Dataset rows describing interfaces:
========================

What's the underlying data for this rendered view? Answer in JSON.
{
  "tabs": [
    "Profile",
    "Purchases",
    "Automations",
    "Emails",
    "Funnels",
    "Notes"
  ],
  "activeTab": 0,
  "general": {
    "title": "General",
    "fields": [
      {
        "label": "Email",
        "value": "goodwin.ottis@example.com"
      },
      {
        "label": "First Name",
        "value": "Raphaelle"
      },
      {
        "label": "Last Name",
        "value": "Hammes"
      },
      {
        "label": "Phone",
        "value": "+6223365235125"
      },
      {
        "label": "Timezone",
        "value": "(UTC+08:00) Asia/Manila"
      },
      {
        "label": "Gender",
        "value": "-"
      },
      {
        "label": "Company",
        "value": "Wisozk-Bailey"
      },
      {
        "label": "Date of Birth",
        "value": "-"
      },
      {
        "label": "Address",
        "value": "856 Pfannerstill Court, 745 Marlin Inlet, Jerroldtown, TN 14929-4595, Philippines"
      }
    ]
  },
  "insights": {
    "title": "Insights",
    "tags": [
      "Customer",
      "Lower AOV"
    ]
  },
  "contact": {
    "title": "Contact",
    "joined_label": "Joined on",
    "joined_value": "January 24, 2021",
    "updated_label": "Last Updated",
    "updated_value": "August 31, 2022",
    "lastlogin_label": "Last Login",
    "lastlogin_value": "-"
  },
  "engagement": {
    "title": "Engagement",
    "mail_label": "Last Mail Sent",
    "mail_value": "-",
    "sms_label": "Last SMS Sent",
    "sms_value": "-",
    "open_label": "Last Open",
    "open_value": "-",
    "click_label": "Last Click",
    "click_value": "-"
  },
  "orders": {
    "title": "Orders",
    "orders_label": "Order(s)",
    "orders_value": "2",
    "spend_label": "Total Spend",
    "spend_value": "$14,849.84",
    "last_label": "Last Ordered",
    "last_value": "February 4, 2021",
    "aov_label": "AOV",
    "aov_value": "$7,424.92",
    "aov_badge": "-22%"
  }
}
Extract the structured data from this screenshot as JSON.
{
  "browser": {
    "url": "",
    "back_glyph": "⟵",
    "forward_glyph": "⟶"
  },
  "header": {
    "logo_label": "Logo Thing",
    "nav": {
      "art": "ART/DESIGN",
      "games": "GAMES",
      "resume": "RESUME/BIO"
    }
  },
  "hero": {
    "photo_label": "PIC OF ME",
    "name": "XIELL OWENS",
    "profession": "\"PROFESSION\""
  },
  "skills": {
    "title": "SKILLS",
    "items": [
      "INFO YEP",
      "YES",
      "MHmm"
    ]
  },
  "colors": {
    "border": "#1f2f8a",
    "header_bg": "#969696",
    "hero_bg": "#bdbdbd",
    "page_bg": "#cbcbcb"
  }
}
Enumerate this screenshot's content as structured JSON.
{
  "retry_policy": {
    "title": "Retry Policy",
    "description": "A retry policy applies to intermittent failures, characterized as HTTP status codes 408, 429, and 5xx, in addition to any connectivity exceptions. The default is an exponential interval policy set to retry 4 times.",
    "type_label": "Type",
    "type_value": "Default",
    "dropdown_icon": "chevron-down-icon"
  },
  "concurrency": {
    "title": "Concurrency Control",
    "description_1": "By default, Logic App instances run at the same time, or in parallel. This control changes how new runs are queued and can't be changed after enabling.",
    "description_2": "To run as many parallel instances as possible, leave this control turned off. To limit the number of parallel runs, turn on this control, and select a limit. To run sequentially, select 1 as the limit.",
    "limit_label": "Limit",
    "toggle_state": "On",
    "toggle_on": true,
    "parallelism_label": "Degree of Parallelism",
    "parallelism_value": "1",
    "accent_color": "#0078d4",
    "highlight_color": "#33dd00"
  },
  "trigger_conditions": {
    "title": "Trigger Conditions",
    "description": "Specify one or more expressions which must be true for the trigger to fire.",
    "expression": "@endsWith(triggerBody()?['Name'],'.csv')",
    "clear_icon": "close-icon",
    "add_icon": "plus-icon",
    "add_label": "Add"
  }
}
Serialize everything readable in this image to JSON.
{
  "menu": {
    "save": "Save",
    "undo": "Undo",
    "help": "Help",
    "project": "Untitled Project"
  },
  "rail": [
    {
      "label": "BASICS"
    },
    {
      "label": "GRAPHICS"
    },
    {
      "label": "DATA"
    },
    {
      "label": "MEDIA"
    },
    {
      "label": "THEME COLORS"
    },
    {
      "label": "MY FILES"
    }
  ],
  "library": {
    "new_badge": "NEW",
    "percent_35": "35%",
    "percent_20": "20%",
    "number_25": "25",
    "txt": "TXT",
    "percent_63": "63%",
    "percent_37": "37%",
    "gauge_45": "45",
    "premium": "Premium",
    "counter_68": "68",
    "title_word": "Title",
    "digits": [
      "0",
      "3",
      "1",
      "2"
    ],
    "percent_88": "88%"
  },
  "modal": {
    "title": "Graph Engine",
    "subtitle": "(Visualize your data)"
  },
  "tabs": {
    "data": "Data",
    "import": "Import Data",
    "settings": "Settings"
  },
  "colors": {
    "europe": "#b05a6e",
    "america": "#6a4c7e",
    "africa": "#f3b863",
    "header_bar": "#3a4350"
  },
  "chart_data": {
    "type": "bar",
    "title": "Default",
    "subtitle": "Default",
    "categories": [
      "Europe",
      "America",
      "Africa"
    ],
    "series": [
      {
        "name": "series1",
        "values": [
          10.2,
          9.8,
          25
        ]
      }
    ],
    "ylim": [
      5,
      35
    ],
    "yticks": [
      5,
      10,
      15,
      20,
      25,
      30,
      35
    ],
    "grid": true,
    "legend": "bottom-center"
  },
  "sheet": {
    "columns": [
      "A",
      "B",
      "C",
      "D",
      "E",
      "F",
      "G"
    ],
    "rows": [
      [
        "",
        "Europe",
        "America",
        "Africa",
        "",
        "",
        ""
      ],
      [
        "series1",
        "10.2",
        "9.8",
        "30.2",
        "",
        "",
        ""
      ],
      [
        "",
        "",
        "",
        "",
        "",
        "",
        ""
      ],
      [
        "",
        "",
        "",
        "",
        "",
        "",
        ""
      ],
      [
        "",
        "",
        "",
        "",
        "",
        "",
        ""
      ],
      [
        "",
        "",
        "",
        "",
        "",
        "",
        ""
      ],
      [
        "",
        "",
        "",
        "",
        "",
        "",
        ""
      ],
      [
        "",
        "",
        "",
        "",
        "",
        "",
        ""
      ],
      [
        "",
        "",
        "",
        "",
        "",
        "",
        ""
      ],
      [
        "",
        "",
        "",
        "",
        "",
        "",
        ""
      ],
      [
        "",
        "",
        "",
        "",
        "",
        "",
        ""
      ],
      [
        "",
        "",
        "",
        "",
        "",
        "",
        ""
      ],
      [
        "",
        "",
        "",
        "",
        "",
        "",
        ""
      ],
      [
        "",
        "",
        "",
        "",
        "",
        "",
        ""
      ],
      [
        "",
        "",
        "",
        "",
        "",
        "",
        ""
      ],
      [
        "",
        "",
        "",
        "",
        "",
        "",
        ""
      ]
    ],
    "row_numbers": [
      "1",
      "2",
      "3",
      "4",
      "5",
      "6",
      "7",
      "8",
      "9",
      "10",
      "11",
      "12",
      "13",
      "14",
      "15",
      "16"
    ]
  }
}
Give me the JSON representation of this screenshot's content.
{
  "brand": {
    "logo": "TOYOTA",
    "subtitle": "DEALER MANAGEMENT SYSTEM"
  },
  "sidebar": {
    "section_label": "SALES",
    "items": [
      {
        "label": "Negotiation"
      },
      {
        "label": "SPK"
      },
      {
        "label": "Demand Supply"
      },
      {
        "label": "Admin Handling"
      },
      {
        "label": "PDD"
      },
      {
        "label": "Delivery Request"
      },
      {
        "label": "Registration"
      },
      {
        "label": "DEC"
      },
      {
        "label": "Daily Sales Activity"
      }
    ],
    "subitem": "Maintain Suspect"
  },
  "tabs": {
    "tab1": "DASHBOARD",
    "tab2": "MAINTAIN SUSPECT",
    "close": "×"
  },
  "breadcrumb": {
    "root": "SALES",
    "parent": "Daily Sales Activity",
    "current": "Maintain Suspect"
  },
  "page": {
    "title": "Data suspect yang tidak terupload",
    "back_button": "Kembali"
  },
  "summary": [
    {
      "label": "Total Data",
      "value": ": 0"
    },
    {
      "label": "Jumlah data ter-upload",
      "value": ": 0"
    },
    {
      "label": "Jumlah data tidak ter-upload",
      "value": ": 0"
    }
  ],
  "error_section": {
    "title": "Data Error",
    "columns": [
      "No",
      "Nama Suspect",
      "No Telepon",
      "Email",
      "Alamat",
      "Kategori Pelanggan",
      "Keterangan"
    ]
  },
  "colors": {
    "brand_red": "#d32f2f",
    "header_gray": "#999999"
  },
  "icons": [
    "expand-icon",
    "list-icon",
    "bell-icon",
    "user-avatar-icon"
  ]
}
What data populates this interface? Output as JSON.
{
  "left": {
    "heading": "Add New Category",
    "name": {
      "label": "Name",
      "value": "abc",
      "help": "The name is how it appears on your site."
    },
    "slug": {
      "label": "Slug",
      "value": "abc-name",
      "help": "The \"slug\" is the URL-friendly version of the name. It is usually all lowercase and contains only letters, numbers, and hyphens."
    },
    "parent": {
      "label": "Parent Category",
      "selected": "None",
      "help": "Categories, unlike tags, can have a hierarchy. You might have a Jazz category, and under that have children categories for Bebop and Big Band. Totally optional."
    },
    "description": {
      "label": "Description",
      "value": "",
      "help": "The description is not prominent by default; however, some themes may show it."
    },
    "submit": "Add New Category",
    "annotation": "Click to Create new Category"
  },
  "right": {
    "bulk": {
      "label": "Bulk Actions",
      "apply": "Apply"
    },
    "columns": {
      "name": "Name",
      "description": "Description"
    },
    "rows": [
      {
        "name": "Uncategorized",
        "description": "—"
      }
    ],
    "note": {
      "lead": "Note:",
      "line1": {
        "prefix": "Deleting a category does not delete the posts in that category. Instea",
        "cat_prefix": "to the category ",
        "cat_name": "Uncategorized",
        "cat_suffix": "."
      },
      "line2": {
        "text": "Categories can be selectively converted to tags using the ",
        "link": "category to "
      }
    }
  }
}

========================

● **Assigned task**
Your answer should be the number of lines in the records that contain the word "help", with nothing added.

● **Answer for this exercise**
5